BEGIN Data

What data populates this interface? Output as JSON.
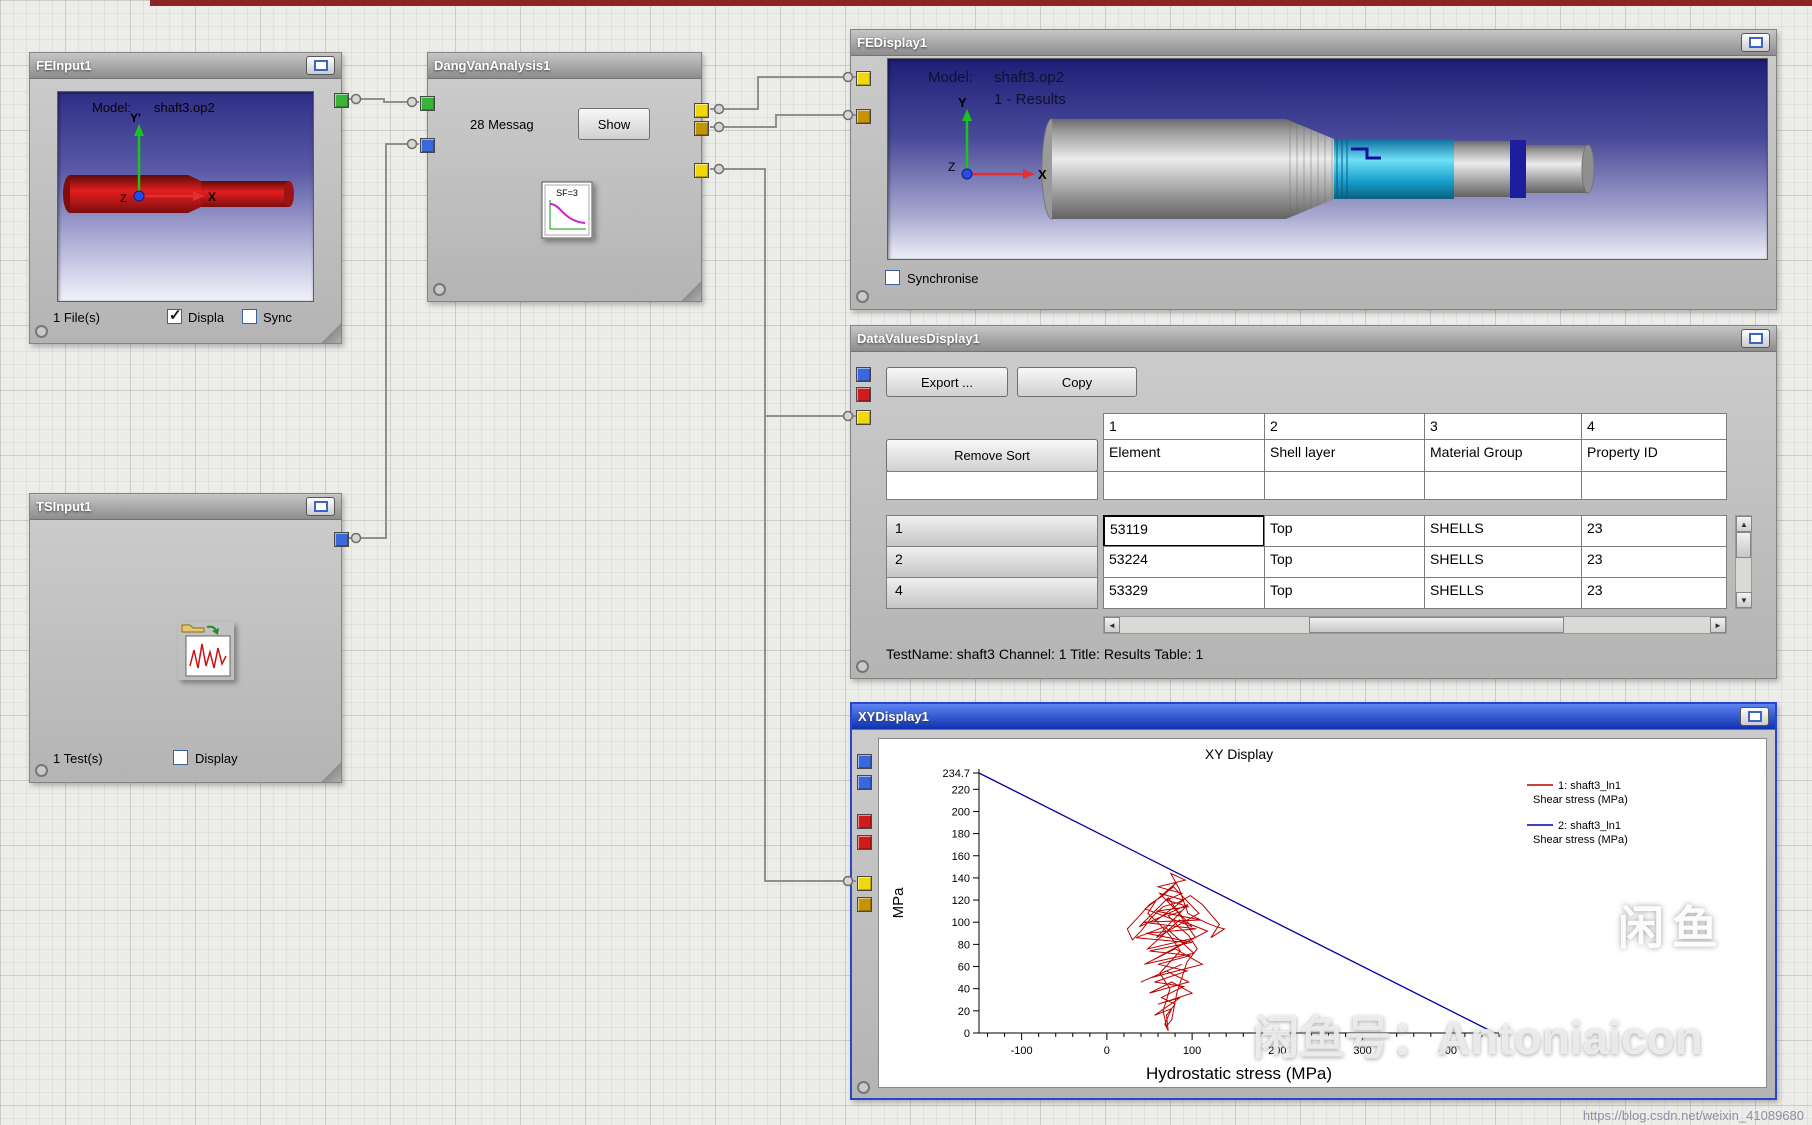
{
  "nodes": {
    "fe_input": {
      "title": "FEInput1",
      "viewport": {
        "model_label": "Model:",
        "model_value": "shaft3.op2",
        "axis_y": "Y'",
        "axis_x": "X",
        "axis_z": "Z"
      },
      "files_label": "1 File(s)",
      "display_label": "Displa",
      "sync_label": "Sync",
      "display_checked": true,
      "sync_checked": false
    },
    "dang_van": {
      "title": "DangVanAnalysis1",
      "messages_label": "28 Messag",
      "show_label": "Show",
      "icon_label": "SF=3"
    },
    "ts_input": {
      "title": "TSInput1",
      "tests_label": "1 Test(s)",
      "display_label": "Display",
      "display_checked": false
    },
    "fe_display": {
      "title": "FEDisplay1",
      "viewport": {
        "model_label": "Model:",
        "model_value": "shaft3.op2",
        "results_label": "1 - Results",
        "axis_y": "Y",
        "axis_x": "X",
        "axis_z": "Z"
      },
      "synchronise_label": "Synchronise",
      "synchronise_checked": false
    },
    "data_values": {
      "title": "DataValuesDisplay1",
      "export_label": "Export ...",
      "copy_label": "Copy",
      "remove_sort_label": "Remove Sort",
      "column_numbers": [
        "1",
        "2",
        "3",
        "4"
      ],
      "columns": [
        "Element",
        "Shell layer",
        "Material Group",
        "Property ID"
      ],
      "rows": [
        {
          "id": "1",
          "element": "53119",
          "shell_layer": "Top",
          "material_group": "SHELLS",
          "property_id": "23"
        },
        {
          "id": "2",
          "element": "53224",
          "shell_layer": "Top",
          "material_group": "SHELLS",
          "property_id": "23"
        },
        {
          "id": "4",
          "element": "53329",
          "shell_layer": "Top",
          "material_group": "SHELLS",
          "property_id": "23"
        }
      ],
      "status": "TestName: shaft3  Channel: 1  Title: Results  Table: 1"
    },
    "xy_display": {
      "title": "XYDisplay1"
    }
  },
  "icons": {
    "scroll_left": "◄",
    "scroll_right": "►",
    "scroll_up": "▲",
    "scroll_down": "▼"
  },
  "port_colors": {
    "green": "#38b438",
    "blue": "#3a68dc",
    "yellow": "#f0d80a",
    "gold": "#c49404",
    "red": "#d01c1c"
  },
  "chart_data": {
    "type": "line",
    "title": "XY Display",
    "xlabel": "Hydrostatic stress (MPa)",
    "ylabel": "MPa",
    "xlim": [
      -150,
      460
    ],
    "ylim": [
      0,
      234.7
    ],
    "x_major_ticks": [
      -100,
      0,
      100,
      200,
      300,
      400
    ],
    "x_minor_step": 20,
    "y_ticks": [
      0,
      20,
      40,
      60,
      80,
      100,
      120,
      140,
      160,
      180,
      200,
      220,
      234.7
    ],
    "legend_position": "right",
    "grid": false,
    "series": [
      {
        "name": "1: shaft3_ln1",
        "quantity": "Shear stress (MPa)",
        "color": "#bb0000",
        "width": 1,
        "points": [
          [
            55,
            100
          ],
          [
            90,
            120
          ],
          [
            62,
            126
          ],
          [
            100,
            96
          ],
          [
            45,
            112
          ],
          [
            78,
            132
          ],
          [
            108,
            108
          ],
          [
            58,
            86
          ],
          [
            95,
            116
          ],
          [
            38,
            96
          ],
          [
            72,
            122
          ],
          [
            104,
            86
          ],
          [
            48,
            76
          ],
          [
            85,
            102
          ],
          [
            118,
            92
          ],
          [
            54,
            66
          ],
          [
            92,
            82
          ],
          [
            34,
            86
          ],
          [
            68,
            96
          ],
          [
            102,
            72
          ],
          [
            44,
            62
          ],
          [
            80,
            76
          ],
          [
            112,
            62
          ],
          [
            52,
            50
          ],
          [
            88,
            62
          ],
          [
            40,
            46
          ],
          [
            70,
            56
          ],
          [
            96,
            46
          ],
          [
            50,
            36
          ],
          [
            76,
            46
          ],
          [
            100,
            36
          ],
          [
            60,
            26
          ],
          [
            86,
            32
          ],
          [
            56,
            16
          ],
          [
            76,
            22
          ],
          [
            68,
            8
          ],
          [
            72,
            2
          ],
          [
            70,
            16
          ],
          [
            80,
            26
          ],
          [
            64,
            32
          ],
          [
            90,
            42
          ],
          [
            56,
            46
          ],
          [
            94,
            56
          ],
          [
            60,
            62
          ],
          [
            98,
            70
          ],
          [
            50,
            74
          ],
          [
            100,
            82
          ],
          [
            46,
            90
          ],
          [
            105,
            94
          ],
          [
            42,
            100
          ],
          [
            110,
            102
          ],
          [
            58,
            110
          ],
          [
            96,
            114
          ],
          [
            70,
            120
          ],
          [
            88,
            126
          ],
          [
            60,
            132
          ],
          [
            92,
            138
          ],
          [
            75,
            144
          ],
          [
            85,
            130
          ],
          [
            95,
            108
          ],
          [
            115,
            100
          ],
          [
            128,
            96
          ],
          [
            138,
            94
          ],
          [
            122,
            86
          ],
          [
            132,
            98
          ],
          [
            112,
            116
          ],
          [
            98,
            124
          ],
          [
            84,
            118
          ],
          [
            66,
            114
          ],
          [
            52,
            104
          ],
          [
            40,
            92
          ],
          [
            30,
            84
          ],
          [
            24,
            94
          ],
          [
            36,
            104
          ],
          [
            50,
            116
          ],
          [
            66,
            124
          ],
          [
            82,
            136
          ],
          [
            70,
            128
          ],
          [
            58,
            120
          ],
          [
            48,
            108
          ],
          [
            62,
            98
          ],
          [
            74,
            88
          ],
          [
            86,
            74
          ],
          [
            74,
            64
          ],
          [
            62,
            54
          ],
          [
            74,
            40
          ],
          [
            66,
            20
          ],
          [
            70,
            6
          ],
          [
            76,
            12
          ],
          [
            82,
            36
          ],
          [
            94,
            64
          ],
          [
            106,
            76
          ],
          [
            96,
            88
          ],
          [
            84,
            96
          ],
          [
            72,
            106
          ],
          [
            88,
            110
          ]
        ]
      },
      {
        "name": "2: shaft3_ln1",
        "quantity": "Shear stress (MPa)",
        "color": "#0000aa",
        "width": 1.3,
        "points": [
          [
            -150,
            234.7
          ],
          [
            455,
            0
          ]
        ]
      }
    ]
  },
  "watermark": {
    "logo_text": "闲鱼",
    "owner_text": "闲鱼号：Antoniaicon",
    "url_text": "https://blog.csdn.net/weixin_41089680"
  }
}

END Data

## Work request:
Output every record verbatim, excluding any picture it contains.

## Your solution:
What data populates this interface? Output as JSON.
{
  "nodes": {
    "fe_input": {
      "title": "FEInput1",
      "viewport": {
        "model_label": "Model:",
        "model_value": "shaft3.op2",
        "axis_y": "Y'",
        "axis_x": "X",
        "axis_z": "Z"
      },
      "files_label": "1 File(s)",
      "display_label": "Displa",
      "sync_label": "Sync",
      "display_checked": true,
      "sync_checked": false
    },
    "dang_van": {
      "title": "DangVanAnalysis1",
      "messages_label": "28 Messag",
      "show_label": "Show",
      "icon_label": "SF=3"
    },
    "ts_input": {
      "title": "TSInput1",
      "tests_label": "1 Test(s)",
      "display_label": "Display",
      "display_checked": false
    },
    "fe_display": {
      "title": "FEDisplay1",
      "viewport": {
        "model_label": "Model:",
        "model_value": "shaft3.op2",
        "results_label": "1 - Results",
        "axis_y": "Y",
        "axis_x": "X",
        "axis_z": "Z"
      },
      "synchronise_label": "Synchronise",
      "synchronise_checked": false
    },
    "data_values": {
      "title": "DataValuesDisplay1",
      "export_label": "Export ...",
      "copy_label": "Copy",
      "remove_sort_label": "Remove Sort",
      "column_numbers": [
        "1",
        "2",
        "3",
        "4"
      ],
      "columns": [
        "Element",
        "Shell layer",
        "Material Group",
        "Property ID"
      ],
      "rows": [
        {
          "id": "1",
          "element": "53119",
          "shell_layer": "Top",
          "material_group": "SHELLS",
          "property_id": "23"
        },
        {
          "id": "2",
          "element": "53224",
          "shell_layer": "Top",
          "material_group": "SHELLS",
          "property_id": "23"
        },
        {
          "id": "4",
          "element": "53329",
          "shell_layer": "Top",
          "material_group": "SHELLS",
          "property_id": "23"
        }
      ],
      "status": "TestName: shaft3  Channel: 1  Title: Results  Table: 1"
    },
    "xy_display": {
      "title": "XYDisplay1"
    }
  },
  "icons": {
    "scroll_left": "◄",
    "scroll_right": "►",
    "scroll_up": "▲",
    "scroll_down": "▼"
  },
  "port_colors": {
    "green": "#38b438",
    "blue": "#3a68dc",
    "yellow": "#f0d80a",
    "gold": "#c49404",
    "red": "#d01c1c"
  },
  "chart_data": {
    "type": "line",
    "title": "XY Display",
    "xlabel": "Hydrostatic stress (MPa)",
    "ylabel": "MPa",
    "xlim": [
      -150,
      460
    ],
    "ylim": [
      0,
      234.7
    ],
    "x_major_ticks": [
      -100,
      0,
      100,
      200,
      300,
      400
    ],
    "x_minor_step": 20,
    "y_ticks": [
      0,
      20,
      40,
      60,
      80,
      100,
      120,
      140,
      160,
      180,
      200,
      220,
      234.7
    ],
    "legend_position": "right",
    "grid": false,
    "series": [
      {
        "name": "1: shaft3_ln1",
        "quantity": "Shear stress (MPa)",
        "color": "#bb0000",
        "width": 1,
        "points": [
          [
            55,
            100
          ],
          [
            90,
            120
          ],
          [
            62,
            126
          ],
          [
            100,
            96
          ],
          [
            45,
            112
          ],
          [
            78,
            132
          ],
          [
            108,
            108
          ],
          [
            58,
            86
          ],
          [
            95,
            116
          ],
          [
            38,
            96
          ],
          [
            72,
            122
          ],
          [
            104,
            86
          ],
          [
            48,
            76
          ],
          [
            85,
            102
          ],
          [
            118,
            92
          ],
          [
            54,
            66
          ],
          [
            92,
            82
          ],
          [
            34,
            86
          ],
          [
            68,
            96
          ],
          [
            102,
            72
          ],
          [
            44,
            62
          ],
          [
            80,
            76
          ],
          [
            112,
            62
          ],
          [
            52,
            50
          ],
          [
            88,
            62
          ],
          [
            40,
            46
          ],
          [
            70,
            56
          ],
          [
            96,
            46
          ],
          [
            50,
            36
          ],
          [
            76,
            46
          ],
          [
            100,
            36
          ],
          [
            60,
            26
          ],
          [
            86,
            32
          ],
          [
            56,
            16
          ],
          [
            76,
            22
          ],
          [
            68,
            8
          ],
          [
            72,
            2
          ],
          [
            70,
            16
          ],
          [
            80,
            26
          ],
          [
            64,
            32
          ],
          [
            90,
            42
          ],
          [
            56,
            46
          ],
          [
            94,
            56
          ],
          [
            60,
            62
          ],
          [
            98,
            70
          ],
          [
            50,
            74
          ],
          [
            100,
            82
          ],
          [
            46,
            90
          ],
          [
            105,
            94
          ],
          [
            42,
            100
          ],
          [
            110,
            102
          ],
          [
            58,
            110
          ],
          [
            96,
            114
          ],
          [
            70,
            120
          ],
          [
            88,
            126
          ],
          [
            60,
            132
          ],
          [
            92,
            138
          ],
          [
            75,
            144
          ],
          [
            85,
            130
          ],
          [
            95,
            108
          ],
          [
            115,
            100
          ],
          [
            128,
            96
          ],
          [
            138,
            94
          ],
          [
            122,
            86
          ],
          [
            132,
            98
          ],
          [
            112,
            116
          ],
          [
            98,
            124
          ],
          [
            84,
            118
          ],
          [
            66,
            114
          ],
          [
            52,
            104
          ],
          [
            40,
            92
          ],
          [
            30,
            84
          ],
          [
            24,
            94
          ],
          [
            36,
            104
          ],
          [
            50,
            116
          ],
          [
            66,
            124
          ],
          [
            82,
            136
          ],
          [
            70,
            128
          ],
          [
            58,
            120
          ],
          [
            48,
            108
          ],
          [
            62,
            98
          ],
          [
            74,
            88
          ],
          [
            86,
            74
          ],
          [
            74,
            64
          ],
          [
            62,
            54
          ],
          [
            74,
            40
          ],
          [
            66,
            20
          ],
          [
            70,
            6
          ],
          [
            76,
            12
          ],
          [
            82,
            36
          ],
          [
            94,
            64
          ],
          [
            106,
            76
          ],
          [
            96,
            88
          ],
          [
            84,
            96
          ],
          [
            72,
            106
          ],
          [
            88,
            110
          ]
        ]
      },
      {
        "name": "2: shaft3_ln1",
        "quantity": "Shear stress (MPa)",
        "color": "#0000aa",
        "width": 1.3,
        "points": [
          [
            -150,
            234.7
          ],
          [
            455,
            0
          ]
        ]
      }
    ]
  },
  "watermark": {
    "logo_text": "闲鱼",
    "owner_text": "闲鱼号：Antoniaicon",
    "url_text": "https://blog.csdn.net/weixin_41089680"
  }
}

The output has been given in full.